■ **Required work**: Write out every single entry exactly.
*** Data extract Section Begins ***
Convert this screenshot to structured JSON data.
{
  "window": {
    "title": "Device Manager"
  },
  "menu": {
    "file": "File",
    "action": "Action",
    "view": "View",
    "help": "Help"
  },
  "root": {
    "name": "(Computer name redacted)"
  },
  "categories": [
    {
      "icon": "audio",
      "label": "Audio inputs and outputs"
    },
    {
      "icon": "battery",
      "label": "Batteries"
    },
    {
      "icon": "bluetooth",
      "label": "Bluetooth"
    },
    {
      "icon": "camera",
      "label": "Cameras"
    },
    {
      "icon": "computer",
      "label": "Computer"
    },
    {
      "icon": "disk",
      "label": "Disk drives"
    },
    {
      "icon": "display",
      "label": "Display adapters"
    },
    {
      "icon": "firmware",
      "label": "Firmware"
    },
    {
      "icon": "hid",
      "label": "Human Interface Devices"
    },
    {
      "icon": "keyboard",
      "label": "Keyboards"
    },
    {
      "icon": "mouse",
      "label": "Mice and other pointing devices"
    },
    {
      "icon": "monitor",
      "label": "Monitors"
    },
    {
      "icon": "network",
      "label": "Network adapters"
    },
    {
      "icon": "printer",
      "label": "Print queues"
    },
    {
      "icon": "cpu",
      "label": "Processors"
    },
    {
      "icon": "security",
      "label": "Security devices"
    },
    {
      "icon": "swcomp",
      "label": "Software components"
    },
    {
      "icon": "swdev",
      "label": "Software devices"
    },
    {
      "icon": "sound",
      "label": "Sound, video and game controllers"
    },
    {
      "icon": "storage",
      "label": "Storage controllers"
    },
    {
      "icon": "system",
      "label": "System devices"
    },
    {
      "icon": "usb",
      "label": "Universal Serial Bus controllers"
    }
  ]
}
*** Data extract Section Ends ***
■ **Response box**:
Convert this screenshot to structured JSON data.
{
  "window": {
    "title": "Device Manager"
  },
  "menu": {
    "file": "File",
    "action": "Action",
    "view": "View",
    "help": "Help"
  },
  "root": {
    "name": "(Computer name redacted)"
  },
  "categories": [
    {
      "icon": "audio",
      "label": "Audio inputs and outputs"
    },
    {
      "icon": "battery",
      "label": "Batteries"
    },
    {
      "icon": "bluetooth",
      "label": "Bluetooth"
    },
    {
      "icon": "camera",
      "label": "Cameras"
    },
    {
      "icon": "computer",
      "label": "Computer"
    },
    {
      "icon": "disk",
      "label": "Disk drives"
    },
    {
      "icon": "display",
      "label": "Display adapters"
    },
    {
      "icon": "firmware",
      "label": "Firmware"
    },
    {
      "icon": "hid",
      "label": "Human Interface Devices"
    },
    {
      "icon": "keyboard",
      "label": "Keyboards"
    },
    {
      "icon": "mouse",
      "label": "Mice and other pointing devices"
    },
    {
      "icon": "monitor",
      "label": "Monitors"
    },
    {
      "icon": "network",
      "label": "Network adapters"
    },
    {
      "icon": "printer",
      "label": "Print queues"
    },
    {
      "icon": "cpu",
      "label": "Processors"
    },
    {
      "icon": "security",
      "label": "Security devices"
    },
    {
      "icon": "swcomp",
      "label": "Software components"
    },
    {
      "icon": "swdev",
      "label": "Software devices"
    },
    {
      "icon": "sound",
      "label": "Sound, video and game controllers"
    },
    {
      "icon": "storage",
      "label": "Storage controllers"
    },
    {
      "icon": "system",
      "label": "System devices"
    },
    {
      "icon": "usb",
      "label": "Universal Serial Bus controllers"
    }
  ]
}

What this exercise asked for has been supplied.